Are you happy and excited about selling your home? Or are you dreading the sorting, packing and other chores?
Your attitude is contagious to little children. If you look at moving as an exciting adventure full of fun, new possibilities, then you're halfway to getting your children on board for the ride.
Most children don't like the changes associated with moving, so it's your job to get them looking forward to it. The younger the child, the less able they are to "see into the future" as you do. They tend to focus on missing friends and family.
You can make childish fears and doubt grow into a sense of wonder and curiosity.
Acknowledge and empathize with the loss they feel and show them how to balance their feelings with what they have to gain.
1. Communicate with your child patiently and frequently. Let your children know, step by step, what is happening and what is likely to happen next. Tell them what the move means to the family -- how important it is that Mommy got a big promotion or that Daddy is opening a new office for his company and putting people to work.
2. List all the advantages there are for the child in the move. For example, will the family be closer to Grandma, or another favorite person? Will they be closer to the ocean, a park or other favorite place? If you promise they'll be able to see old friends and family frequently, be sure to keep your promise. Children are like elephants - they never forget.
3. Show your kids as many pictures of their new home, neighborhood and city as possible. When you show your child their room, make a game of it. Draw a room plan and let your child draw and cut out images of furniture and toys to move around.
4. Introduce your child to the new community online. Draw a map or print one out and show how close Mommy and Daddy work, where schools are, where Aunt Bea lives, and other points of interest to help them orient themselves in their new surroundings.
5. Be ready for those "What about me?" questions. If your child is in scouts, little league, or other organizations, contact those associations for referrals in your new neighborhood or city. Knowing they won't have to give up favorite hobbies or sports goes a long way toward helping children adjust.
6. Let your child participate. Make a fun activity out of researching services you'll need online, like finding a veterinarian for your dog. Older children can find blogs online about their new school.

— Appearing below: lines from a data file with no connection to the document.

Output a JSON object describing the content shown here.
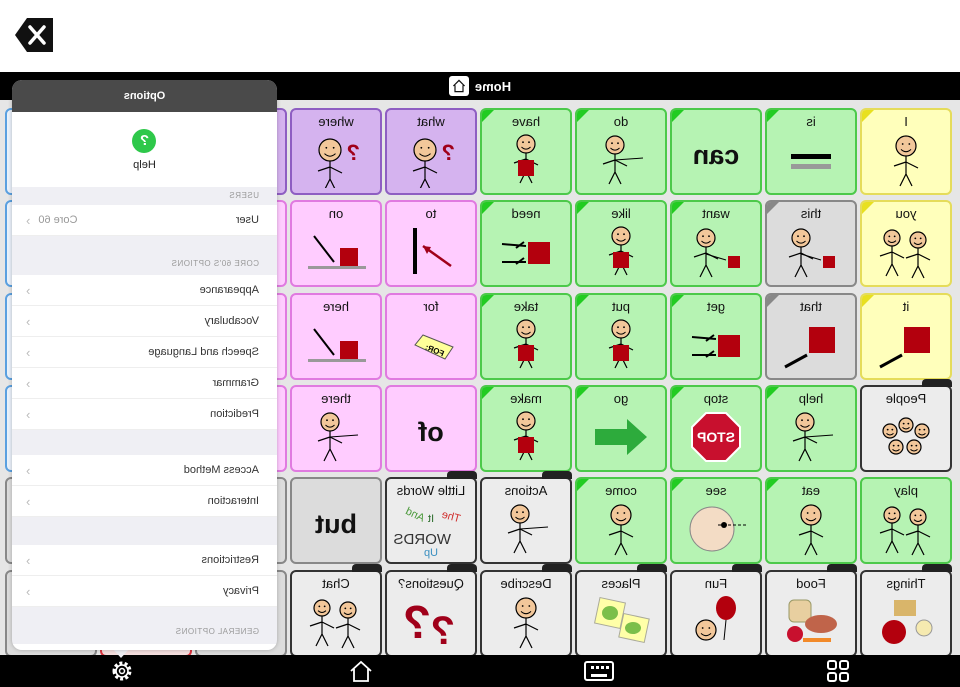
{
  "window": {
    "close_icon": "x-icon"
  },
  "title_bar": {
    "title": "Home",
    "home_icon": "home-icon"
  },
  "colors": {
    "core_green": "#b6f3b3",
    "pronoun_yellow": "#ffffbb",
    "preposition_pink": "#ffccff",
    "question_purple": "#d5b3ef",
    "determiner_gray": "#dcdcdc",
    "folder_gray": "#ececec"
  },
  "grid": {
    "rows": [
      [
        {
          "label": "I",
          "type": "yellow",
          "icon": "face-self"
        },
        {
          "label": "is",
          "type": "green",
          "icon": "equals"
        },
        {
          "label": "",
          "type": "green",
          "big": "can"
        },
        {
          "label": "do",
          "type": "green",
          "icon": "face-reach"
        },
        {
          "label": "have",
          "type": "green",
          "icon": "face-hold"
        },
        {
          "label": "what",
          "type": "purple",
          "icon": "face-question"
        },
        {
          "label": "where",
          "type": "purple",
          "icon": "face-question"
        },
        {
          "label": "",
          "type": "purple"
        },
        {
          "label": "",
          "type": "gray"
        },
        {
          "label": "",
          "type": "blue"
        }
      ],
      [
        {
          "label": "you",
          "type": "yellow",
          "icon": "two-faces"
        },
        {
          "label": "this",
          "type": "gray",
          "icon": "face-point-square"
        },
        {
          "label": "want",
          "type": "green",
          "icon": "face-point-square"
        },
        {
          "label": "like",
          "type": "green",
          "icon": "face-hold"
        },
        {
          "label": "need",
          "type": "green",
          "icon": "square-hands"
        },
        {
          "label": "to",
          "type": "pink",
          "icon": "arrow-to"
        },
        {
          "label": "on",
          "type": "pink",
          "icon": "square-on"
        },
        {
          "label": "",
          "type": "pink"
        },
        {
          "label": "",
          "type": "gray"
        },
        {
          "label": "",
          "type": "blue"
        }
      ],
      [
        {
          "label": "it",
          "type": "yellow",
          "icon": "square-point"
        },
        {
          "label": "that",
          "type": "gray",
          "icon": "square-point"
        },
        {
          "label": "get",
          "type": "green",
          "icon": "square-hands"
        },
        {
          "label": "put",
          "type": "green",
          "icon": "face-hold"
        },
        {
          "label": "take",
          "type": "green",
          "icon": "face-hold"
        },
        {
          "label": "for",
          "type": "pink",
          "icon": "tag-for"
        },
        {
          "label": "here",
          "type": "pink",
          "icon": "square-on"
        },
        {
          "label": "",
          "type": "pink"
        },
        {
          "label": "",
          "type": "gray"
        },
        {
          "label": "",
          "type": "blue"
        }
      ],
      [
        {
          "label": "People",
          "type": "folder",
          "icon": "people"
        },
        {
          "label": "help",
          "type": "green",
          "icon": "face-reach"
        },
        {
          "label": "stop",
          "type": "green",
          "icon": "stop-sign"
        },
        {
          "label": "go",
          "type": "green",
          "icon": "green-arrow"
        },
        {
          "label": "make",
          "type": "green",
          "icon": "face-hold"
        },
        {
          "label": "",
          "type": "pink",
          "big": "of"
        },
        {
          "label": "there",
          "type": "pink",
          "icon": "face-reach"
        },
        {
          "label": "",
          "type": "pink"
        },
        {
          "label": "",
          "type": "gray"
        },
        {
          "label": "",
          "type": "blue"
        }
      ],
      [
        {
          "label": "play",
          "type": "green",
          "icon": "two-faces"
        },
        {
          "label": "eat",
          "type": "green",
          "icon": "face-self"
        },
        {
          "label": "see",
          "type": "green",
          "icon": "face-see"
        },
        {
          "label": "come",
          "type": "green",
          "icon": "face-self"
        },
        {
          "label": "Actions",
          "type": "folder",
          "icon": "face-reach"
        },
        {
          "label": "Little Words",
          "type": "folder",
          "icon": "words",
          "words": [
            "And",
            "It",
            "The",
            "WORDS",
            "Up"
          ]
        },
        {
          "label": "",
          "type": "gray",
          "big": "but"
        },
        {
          "label": "",
          "type": "gray"
        },
        {
          "label": "",
          "type": "gray"
        },
        {
          "label": "",
          "type": "gray"
        }
      ],
      [
        {
          "label": "Things",
          "type": "folder",
          "icon": "ball"
        },
        {
          "label": "Food",
          "type": "folder",
          "icon": "food"
        },
        {
          "label": "Fun",
          "type": "folder",
          "icon": "balloon"
        },
        {
          "label": "Places",
          "type": "folder",
          "icon": "maps"
        },
        {
          "label": "Describe",
          "type": "folder",
          "icon": "face-self"
        },
        {
          "label": "Questions?",
          "type": "folder",
          "icon": "question-marks"
        },
        {
          "label": "Chat",
          "type": "folder",
          "icon": "two-faces"
        },
        {
          "label": "",
          "type": "gray"
        },
        {
          "label": "",
          "type": "red"
        },
        {
          "label": "",
          "type": "gray"
        }
      ]
    ]
  },
  "options_panel": {
    "title": "Options",
    "help_label": "Help",
    "help_icon": "question-circle-icon",
    "users_header": "USERS",
    "user_label": "User",
    "user_value": "Core 60",
    "core_header": "CORE 60'S OPTIONS",
    "core_items": [
      "Appearance",
      "Vocabulary",
      "Speech and Language",
      "Grammar",
      "Prediction"
    ],
    "access_items": [
      "Access Method",
      "Interaction"
    ],
    "policy_items": [
      "Restrictions",
      "Privacy"
    ],
    "general_header": "GENERAL OPTIONS"
  },
  "bottom_bar": {
    "icons": [
      "grid-icon",
      "keyboard-icon",
      "home-icon",
      "gear-icon"
    ]
  }
}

7. Keep your child occupied by letting them plan what to pack and what to take in the car or plane on the way to their new home. Pack a box or two of their special things and make sure it arrives at your new home before you and the kids arrive so they won't have to wait for their favorite things until everything's unpacked.
8. Encourage them to take the time to exchange good-byes with friends and loved ones and get addresses, e-mail addresses, and phone numbers to stay in touch. If they're old enough to write, let them start making notes about the moving experience so they can put their thoughts into letters later.
9. Try to stick to normal routines as much as possible. Let your children know that, although they will soon live in a new house, the rules of the household will still be the same. Bedtime is still at 9 p.m., and homework must still be completed before TV or video games.
10. Make sure they know that although Mom and Dad are a little busier and distracted with the move, they love their children very much and are giving the entire household a new opportunity to grow. Your preparations will go a long way in reassuring your children that their needs are being considered, even while big changes are happening around them.